# [Aim of the exercise]
Only the lines with the string "tanışın" are needed; return each of them from the entries below.
- - - - -
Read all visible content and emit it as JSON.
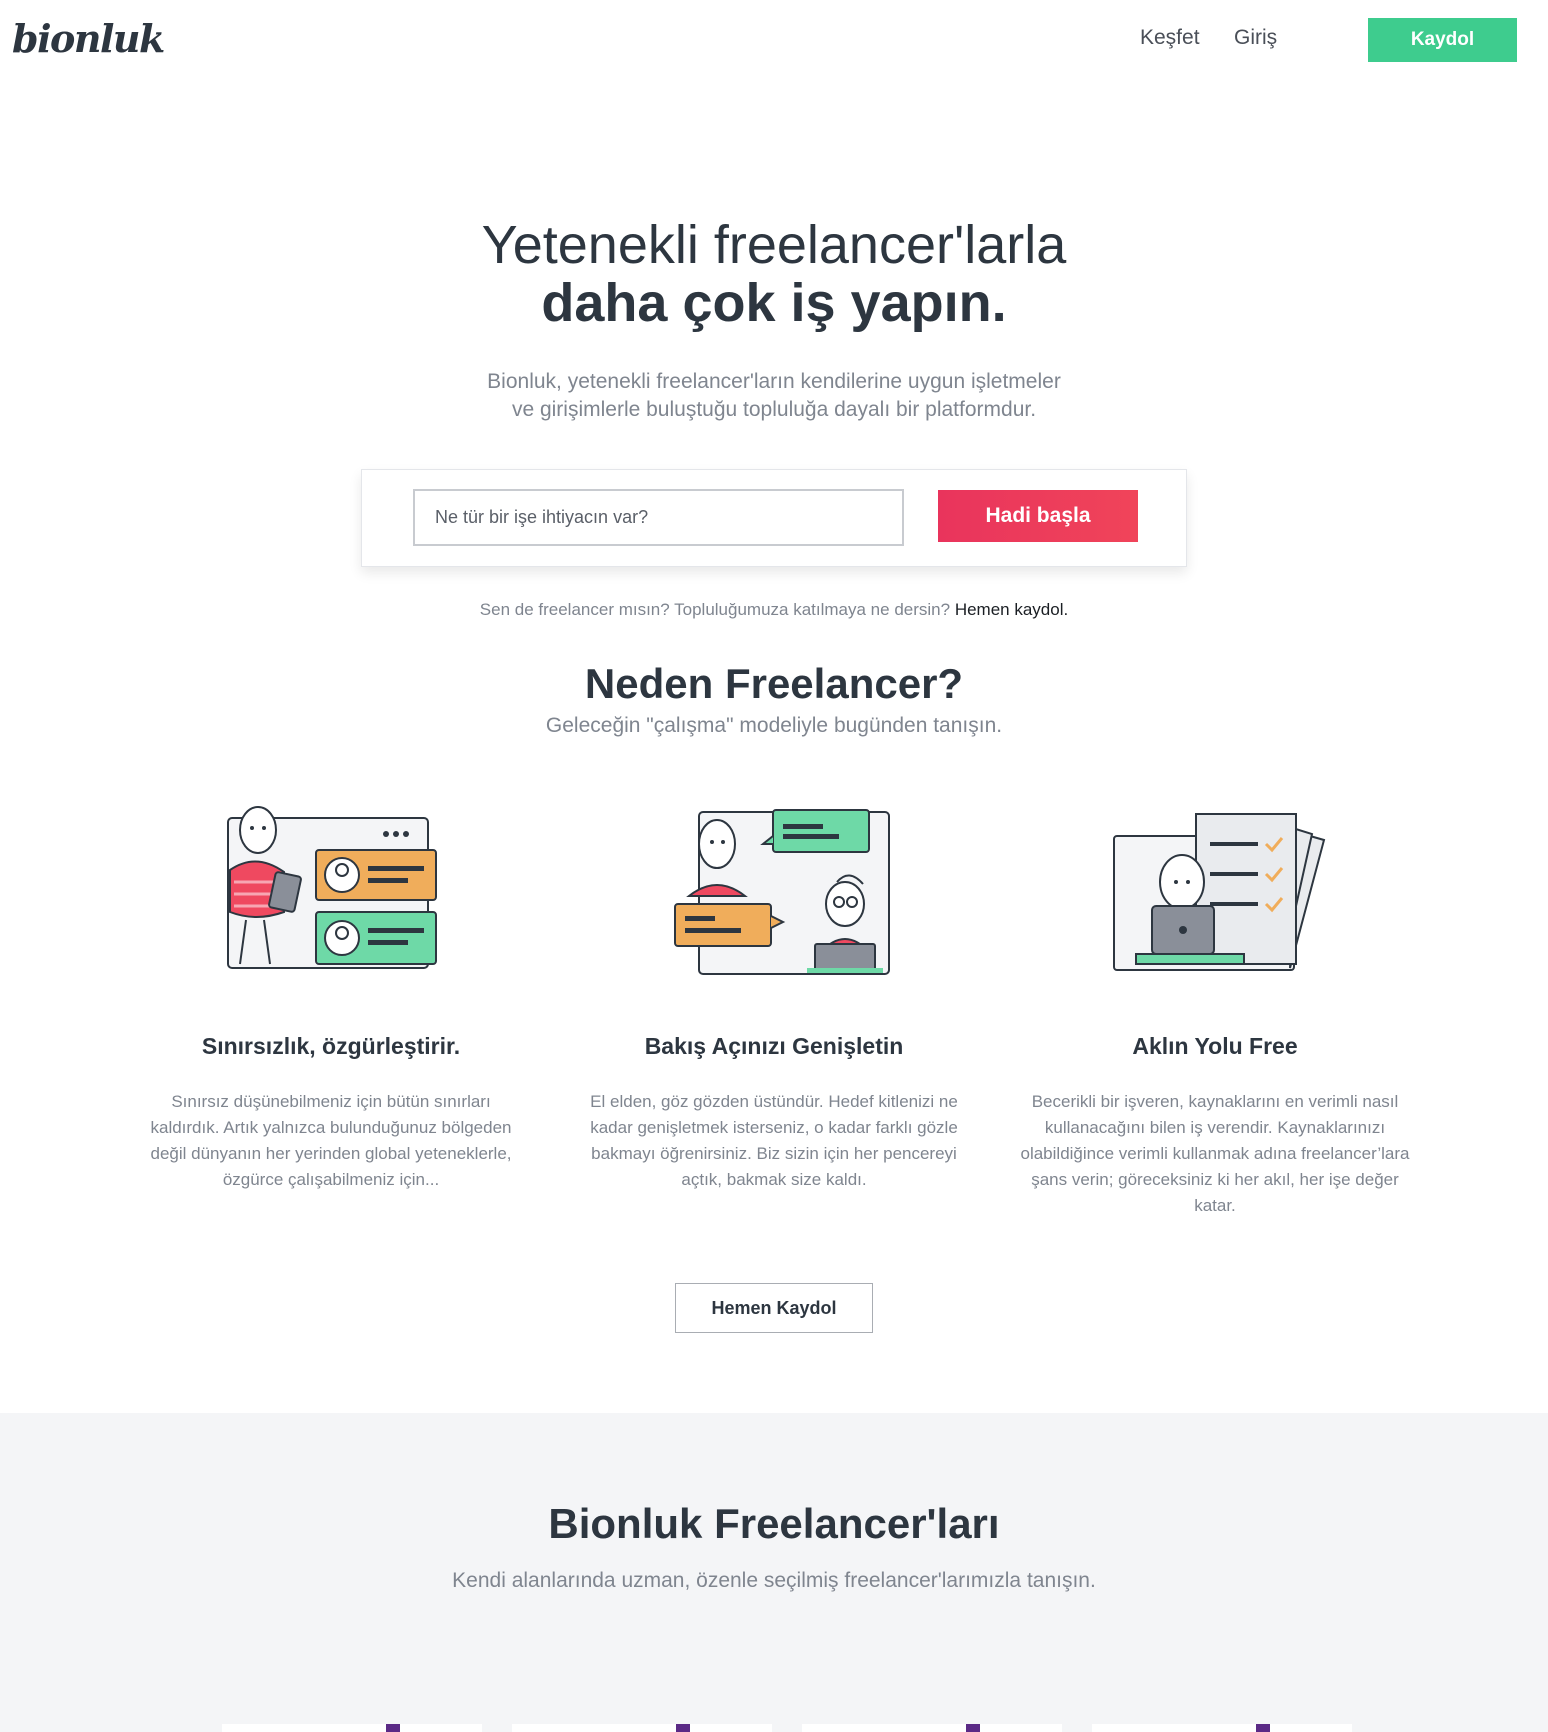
{
  "header": {
    "logo": "bionluk",
    "nav": [
      {
        "label": "Keşfet"
      },
      {
        "label": "Giriş"
      }
    ],
    "signup_label": "Kaydol"
  },
  "hero": {
    "title_line1": "Yetenekli freelancer'larla",
    "title_line2": "daha çok iş yapın.",
    "subtitle_line1": "Bionluk, yetenekli freelancer'ların kendilerine uygun işletmeler",
    "subtitle_line2": "ve girişimlerle buluştuğu topluluğa dayalı bir platformdur.",
    "search_placeholder": "Ne tür bir işe ihtiyacın var?",
    "start_label": "Hadi başla",
    "freelancer_note": "Sen de freelancer mısın? Topluluğumuza katılmaya ne dersin?",
    "freelancer_link": "Hemen kaydol."
  },
  "why": {
    "title_regular": "Neden",
    "title_bold": "Freelancer?",
    "subtitle": "Geleceğin \"çalışma\" modeliyle bugünden tanışın.",
    "features": [
      {
        "title": "Sınırsızlık, özgürleştirir.",
        "body": "Sınırsız düşünebilmeniz için bütün sınırları kaldırdık. Artık yalnızca bulunduğunuz bölgeden değil dünyanın her yerinden global yeteneklerle, özgürce çalışabilmeniz için..."
      },
      {
        "title": "Bakış Açınızı Genişletin",
        "body": "El elden, göz gözden üstündür. Hedef kitlenizi ne kadar genişletmek isterseniz, o kadar farklı gözle bakmayı öğrenirsiniz. Biz sizin için her pencereyi açtık, bakmak size kaldı."
      },
      {
        "title": "Aklın Yolu Free",
        "body": "Becerikli bir işveren, kaynaklarını en verimli nasıl kullanacağını bilen iş verendir. Kaynaklarınızı olabildiğince verimli kullanmak adına freelancer’lara şans verin; göreceksiniz ki her akıl, her işe değer katar."
      }
    ],
    "cta_label": "Hemen Kaydol"
  },
  "freelancers": {
    "title_regular": "Bionluk",
    "title_bold": "Freelancer'ları",
    "subtitle": "Kendi alanlarında uzman, özenle seçilmiş freelancer'larımızla tanışın."
  },
  "colors": {
    "brand_green": "#3ecc8e",
    "cta_red": "#ee3e5c",
    "illustration_orange": "#f0ad5b",
    "illustration_green": "#6ed9a7",
    "illustration_red": "#ef4960"
  }
}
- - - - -
# [Exercise output]
    "subtitle": "Geleceğin \"çalışma\" modeliyle bugünden tanışın.",
    "subtitle": "Kendi alanlarında uzman, özenle seçilmiş freelancer'larımızla tanışın."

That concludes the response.